Q Should penalties for cruelty to animals be increased?
The proposed new penalties for animal cruelty are clearly a step in the right direction ('Big increase in penalties for cruelty to animals', April 7). What concerns me more, however, would be the reluctance of the courts to enforce them. Even under the current law, which allows for a maximum fine of $5,000 and a maximum jail sentence of six months, out of the 26 convictions that were secured between January 2004 and September last year, only two people were jailed, each for less than one month, and the others were fined an average of only $1,292. It seems that primarily it's not the law that is wrong but soft magistrates who don't hand down maximum fines and sentences.
Animals deserve protection from cruelty. Where humans choose to include animals in human society and in their families, animals deserve to be protected from human violence. Animal abusers should be brought to justice to ensure that the chain of abuse ends with that animal.
It is well recognised that those who are violent to animals are often violent to humans. If someone can hurt, torture and kill defenceless creatures for amusement or an ego trip, they are the type of person who has it in them to treat their fellow human beings in the same manner. The only difference is that they know they will be answerable in that instance. Is the transition from torturing a helpless cat to torturing a helpless baby all that great?
A maximum jail sentence of one year may still be too lenient. In Alabama, the minimum penalty for felony animal cruelty is a year and a day in prison, while the maximum sentence is a 10-year jail term and a US$5,000 fine. This law was known as the Gucci Bill, inspired by a dog named Gucci which was hanged from a tree and set on fire by teenagers.
It is regrettable that our legislators feel less strongly about corresponding animal cruelty cases in Hong Kong, such as Pan Pan, the dog abandoned at a rubbish dump in Yuen Long who was just a puppy when his legs were chopped off. A 'Pan Pan Bill' along the Alabama lines may be in order.
Paul Liang, Sai Wan Ho
Q Will you refuse to accept bags on No Plastic Bag Day?
While standing at a check-out in a Wellcome supermarket with my cloth bag in hand, I was amused by the sign that attempts to discourage the use of plastic bags: To conserve the environment ask 'Have you 'Bring your own bag'?'
Wellcome is to be congratulated for joining the campaign against plastic bags but might also consider joining the Workplace English Campaign.
On other matters...
I received a traffic ticket on April 7 at about 10.30pm. I was leaving the airport, heading towards Kowloon. I was driving in the fast lane at 110km/h. My focus was on not speeding. There were hardly any cars and I was pulled over by a motorcycle police officer because I was driving in the fast lane for an extended period and received a ticket because I was not passing another car.

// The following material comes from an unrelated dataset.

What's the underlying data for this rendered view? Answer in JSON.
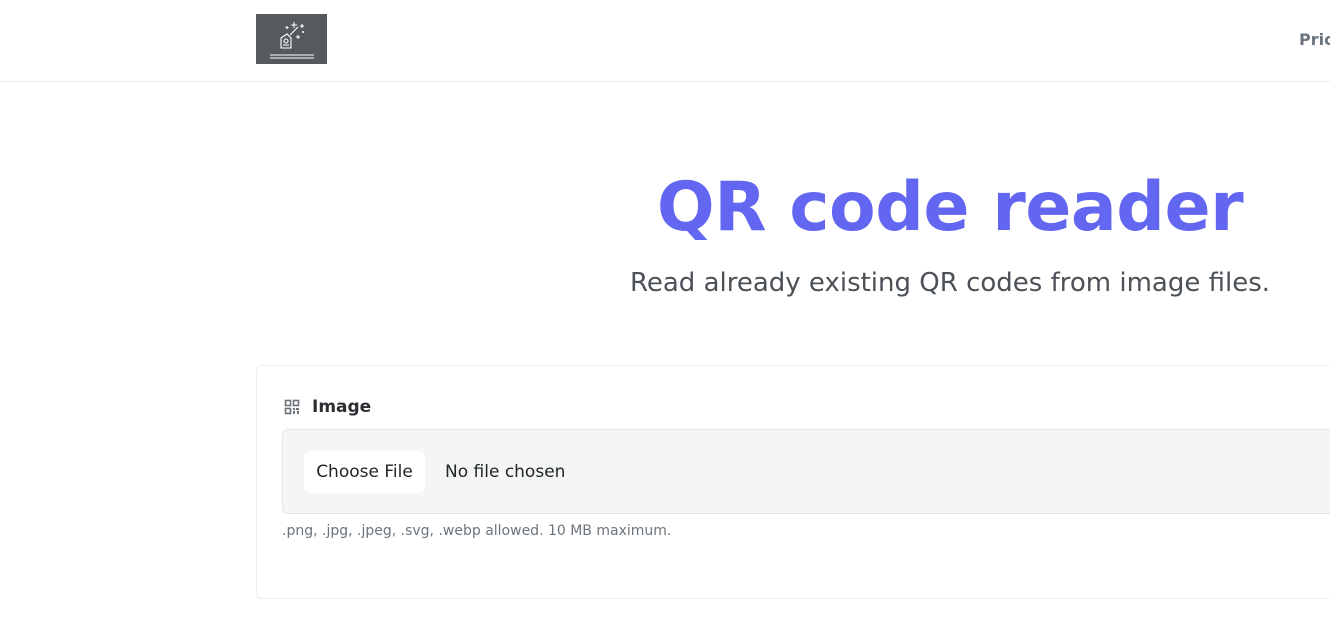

My problem with this law lies on several levels. First, driving in the fast lane at the speed limit poses minimal danger. Second, I feel that cutting back and forth from the middle lane to the passing lane at night would pose more of a danger. Third, I have always thought the signs posted on the expressway were meant as a courtesy to other cars which wanted to exceed the speed limit.
This law makes sense as a courtesy but it doesn't make sense if it is punishable by a fine of $450. My advice to other drivers is to do the more dangerous thing and avoid driving straight on the 'passing' lane. It will save you money.
Name and address supplied
The finding of a long-term clinical study is bringing good news to chronic hepatitis B patients who may otherwise have to rely on life-long medication. The new treatment is promising and the patients may have a chance to get 'close to cure' status after a period of 48 weeks.
However, we discover the information provided in the article with the headline 'New hepatitis B drug may end lifelong treatments' is incomplete.
The article, on C4 on March 30, said: 'Some 83 per cent of patients who had peginterferon injections for 48 weeks achieved seroconversion, which means a strong immune reaction had developed one year after treatment ended.'
The complete message should be: 'The follow-up study targets at the Asian patients who have completed the 48-week treatment period on the new medicine peginterferon alpha 2a, and achieved HBeAg seroconversion at six months post-treatment. HBeAg stands for hepatitis B e-antigen. Seroconversion means that the body has developed a strong immune reaction so that the antigen disappears and the body has started to develop antibodies to fight the hepatitis B virus.
'Result - of those patients who have completed the treatment period and have maintained HBeAg seroconversion at six months post-treatment, 83 per cent of them can maintain their seroconversion at 12 months post-treatment ...'
Your article inflated the result of the clinical study. As medical communities worldwide value accuracy of clinical studies, such inflation will put George Lau Ka-kit, leader of the clinical study representing research from the University of Hong Kong, into a situation where his professionalism will be challenged. Can you please publish the correct information for the interest of the public and for Dr Lau's reputation.
Candy Wan, Grey Healthcare Group